University of Vermont

The College of Arts and Sciences

Department of Chemistry

UVM Chemistry Research: Adam Whalley

Jianing Li

Jianing Li

Jianing Li, Ph.D., Assistant Professor of Chemistry

  • M.A., Columbia University, NY, NY, 2007
  • Ph.D., Columbia University, NY, NY, 2011
  • postdoctoral fellowship, University of Chicago, Chicago, IL, 2011-2014
  • Assistant Professor of Chemistry, University of Vermont, 2014
  • Curriculum vitae
Area of expertise

theoretical and computational chemistry, multiscale modeling, protein structure & mechanism

Contact Information


Phone: (802) 656-0251

Office: Cook Rm A223


Research in my group focuses on the innovation of theoretical and computational methods to understand complex chemical and biological systems with biomedical and material applications.

Deciphering sugar codes. Besides nucleotides and amino acids, sugars are considered "the third alphabet of life". With multiscale models and simulations, we try to understand the physical and chemical basis of how lection proteins recognize sugar codes. Knowledge obtained from this research could be applied to accelerate the development of medical solutions to treat viral infections and cancers.

Jianing Li graphic

Reactivity predictions of glycosidases. Essential for all organisms, glycosidases are powerful enzymes to hydrolyze sugar polymers. Glycosidase enzymes are not only important therapeutic targets in our fight against many diseases, but also crucial catalysts for the food, textile, and paper industries as well as the emerging field of biofuel production.
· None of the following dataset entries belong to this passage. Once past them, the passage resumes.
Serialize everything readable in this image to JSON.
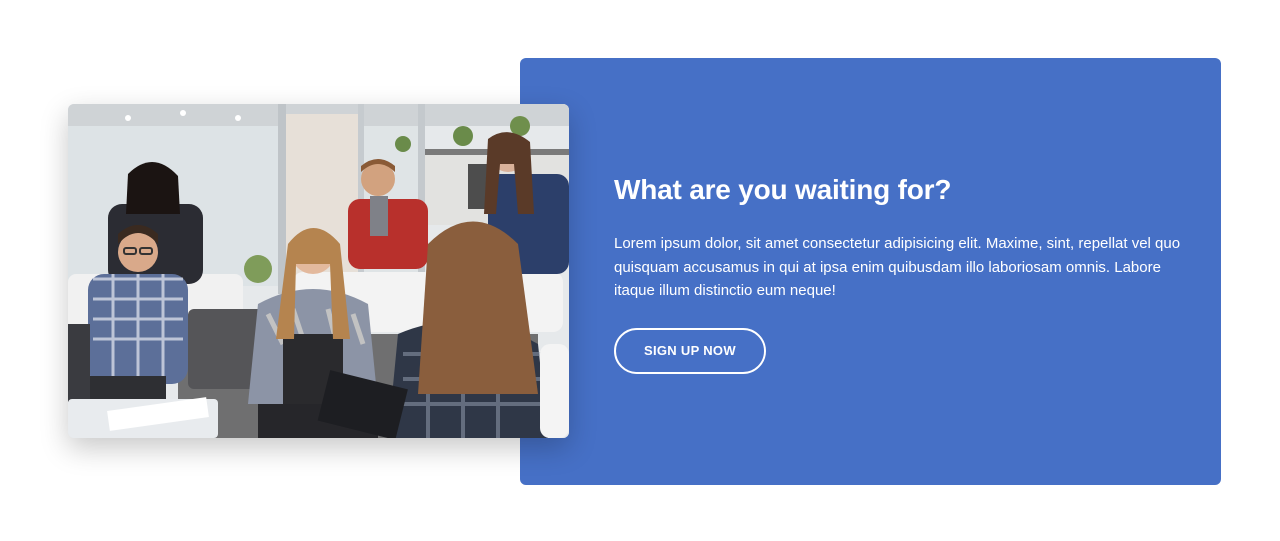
{
  "theme": {
    "panel_color": "#4670c6",
    "text_color": "#ffffff"
  },
  "image": {
    "icon": "team-meeting-photo"
  },
  "cta": {
    "title": "What are you waiting for?",
    "text": "Lorem ipsum dolor, sit amet consectetur adipisicing elit. Maxime, sint, repellat vel quo quisquam accusamus in qui at ipsa enim quibusdam illo laboriosam omnis. Labore itaque illum distinctio eum neque!",
    "button_label": "SIGN UP NOW"
  }
}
Based on hybrid quantum mechanics/molecular mechanics and induced-fit docking, this novel approach towards explaining and predicting glycosidase reactivity has potential applica-tions to guide the search for anti diabetic drugs and to advance protein engineering for chemoenzymatic reactions and biofuel production.

Jianing Li graphic

Adaptive resolution assembly. By aiming to construct a fundamentally new approach to predict large bio-assemblies with various modules, we try to explore different possibilities to combine coarse-graining approaches, protein modeling technology, and high-performance computing to predict bio-assembly structures, with potential applications in drug discovery and biomaterials design.

Selected Publications

Ziemba, B. P.; Li, J.; Landgraf, K. E.; Knight, J. D.; Voth, G. A.; Falke, J. J. "Single molecule studies reveal a hidden key step in the activation mechanism of membrane-bound Protein Kinase C alpha." Biochemistry 2014, 53, 1697.

Li, J.; Jonsson, A. L.; Beuming, T.; Shelley, J. C.; Voth, G. A. "Ligand-dependent activation and deactivation of a G protein-coupled receptor." J. Am. Chem. Soc. 2013, 135, 8749.

Bruns, C. J.; Li, J.; Frasconi, M.; Schneebeli, S. T.; Iehl, J.; Jacquot de Rouville, H.; Stupp, S.; Voth, G. A.; Stoddart, J. F. "An electrochemically and thermally switchable donor-acceptor [c2] daisy chain rotaxane" Angew. Chem. Int. Ed. 2013, 53, 1953.

Li, J.; Schneebeli, S. T.; Bylund, J.; Farid, R.; Friesner, R. A. "IDSite: An accurate approach to predict P450-mediated drug metabolism." J. Chem. Theory Comput. 2011, 7, 3829.

Li, J.; Abel, R.; Zhu, K.; Cao, Y.; Zhao, S. W.; Friesner, R. A. "VSGB 2.0: A next generation energy model for high resolution protein structural modeling." Proteins 2011, 79, 2794.

Zhao, S. W.; Zhu, K.; Li, J.; Friesner, R. A. "Progress in super long loop prediction." Proteins 2011, 79, 2920. Bochevarov, A.; Li, J.; Song, W.; Friesner, R. A.; Lippard, S. J. "Insights into the different dioxygen activation pathways of methane and toluene monooxygenase hydroxylases." J. Am. Chem. Soc. 2011, 133, 7384.

Last modified January 18 2015 01:04 PM